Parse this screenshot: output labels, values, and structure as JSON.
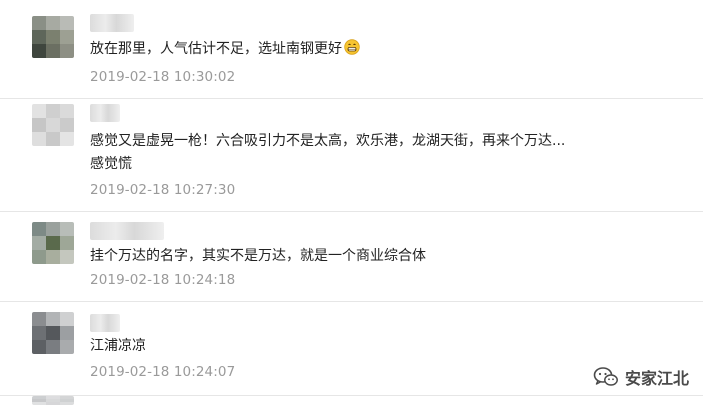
{
  "comments": [
    {
      "text": "放在那里，人气估计不足，选址南钢更好",
      "emoji": "grinning-face-icon",
      "time": "2019-02-18 10:30:02"
    },
    {
      "text": "感觉又是虚晃一枪！六合吸引力不是太高，欢乐港，龙湖天街，再来个万达...",
      "text_line2": "感觉慌",
      "time": "2019-02-18 10:27:30"
    },
    {
      "text": "挂个万达的名字，其实不是万达，就是一个商业综合体",
      "time": "2019-02-18 10:24:18"
    },
    {
      "text": "江浦凉凉",
      "time": "2019-02-18 10:24:07"
    }
  ],
  "watermark": {
    "text": "安家江北",
    "icon": "wechat-icon"
  }
}
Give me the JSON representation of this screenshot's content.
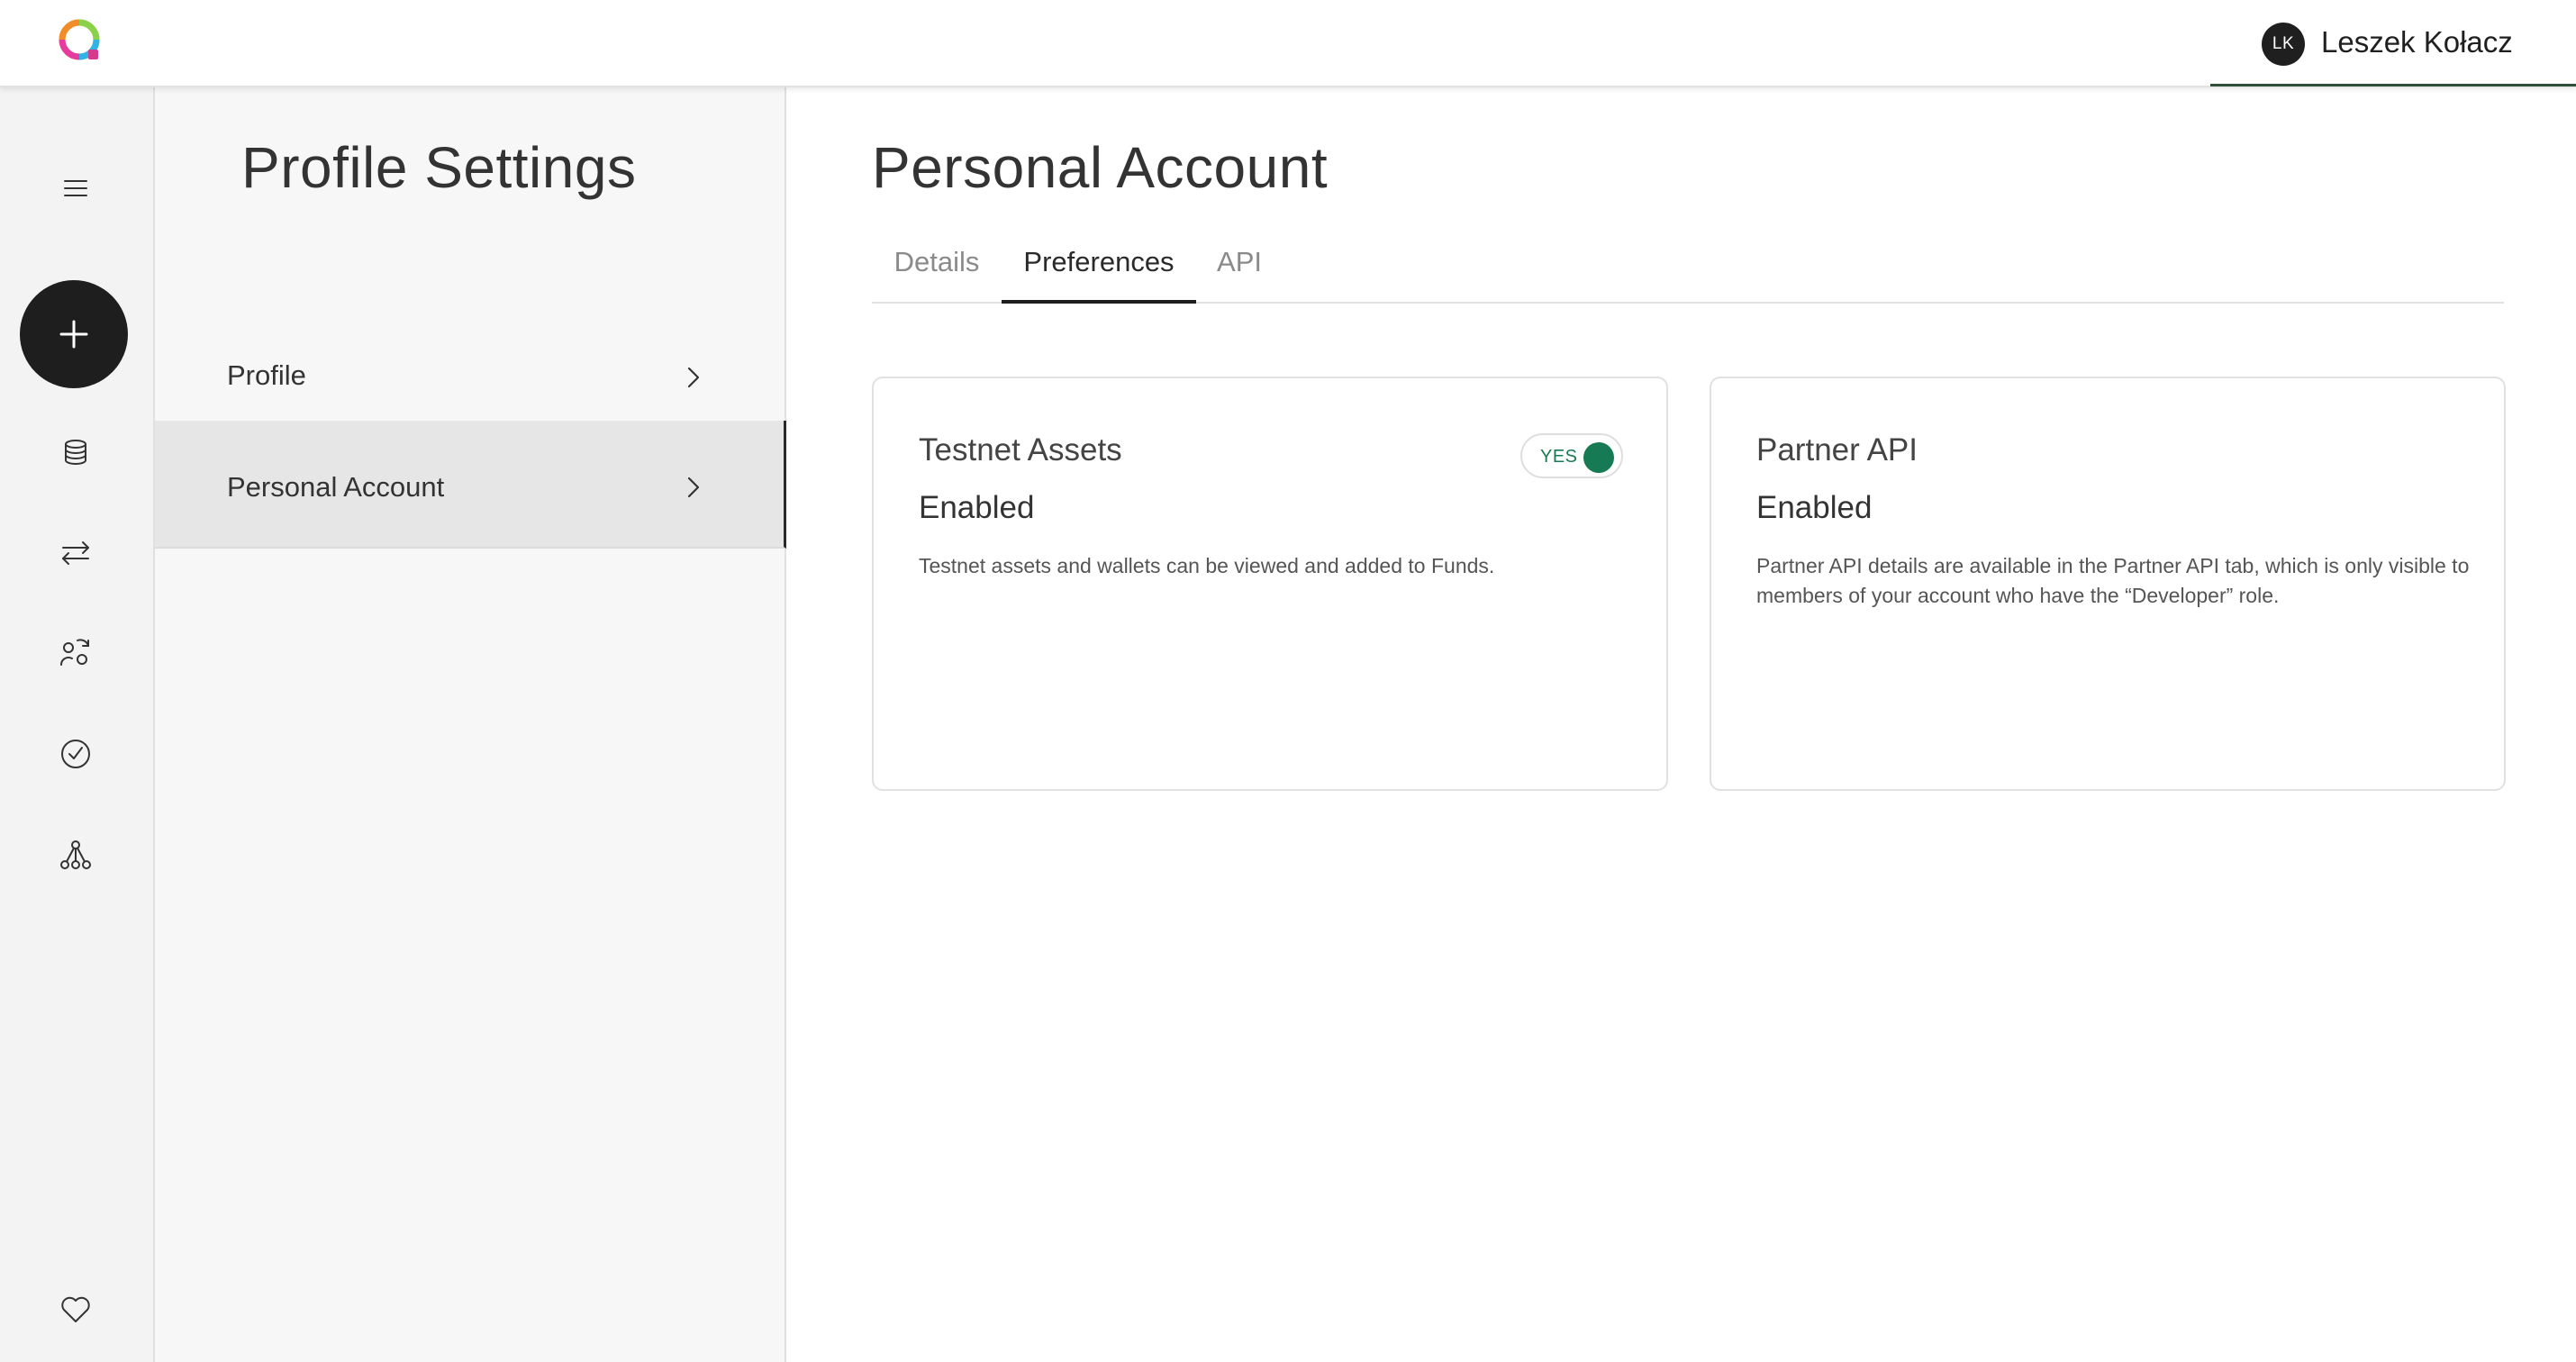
{
  "header": {
    "logo": "app-logo",
    "user_initials": "LK",
    "user_name": "Leszek Kołacz"
  },
  "rail": {
    "items": [
      "menu-icon",
      "add-icon",
      "database-icon",
      "transfer-arrows-icon",
      "swap-people-icon",
      "check-circle-icon",
      "network-nodes-icon",
      "heart-icon"
    ]
  },
  "settings": {
    "title": "Profile Settings",
    "items": [
      {
        "label": "Profile",
        "active": false
      },
      {
        "label": "Personal Account",
        "active": true
      }
    ]
  },
  "main": {
    "title": "Personal Account",
    "tabs": [
      {
        "label": "Details",
        "active": false
      },
      {
        "label": "Preferences",
        "active": true
      },
      {
        "label": "API",
        "active": false
      }
    ],
    "cards": [
      {
        "title": "Testnet Assets",
        "status": "Enabled",
        "description": "Testnet assets and wallets can be viewed and added to Funds.",
        "toggle": {
          "label": "YES",
          "on": true
        }
      },
      {
        "title": "Partner API",
        "status": "Enabled",
        "description": "Partner API details are available in the Partner API tab, which is only visible to members of your account who have the “Developer” role."
      }
    ]
  },
  "colors": {
    "accent_green": "#167a55",
    "dark": "#1e1e1e",
    "rail_bg": "#f3f3f3",
    "sidebar_bg": "#f7f7f7",
    "active_item_bg": "#e6e6e6"
  }
}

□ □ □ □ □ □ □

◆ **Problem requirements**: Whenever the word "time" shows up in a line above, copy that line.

◆ **Response to the exercise**:
      "time": "2019-02-18 10:30:02"
      "time": "2019-02-18 10:27:30"
      "time": "2019-02-18 10:24:18"
      "time": "2019-02-18 10:24:07"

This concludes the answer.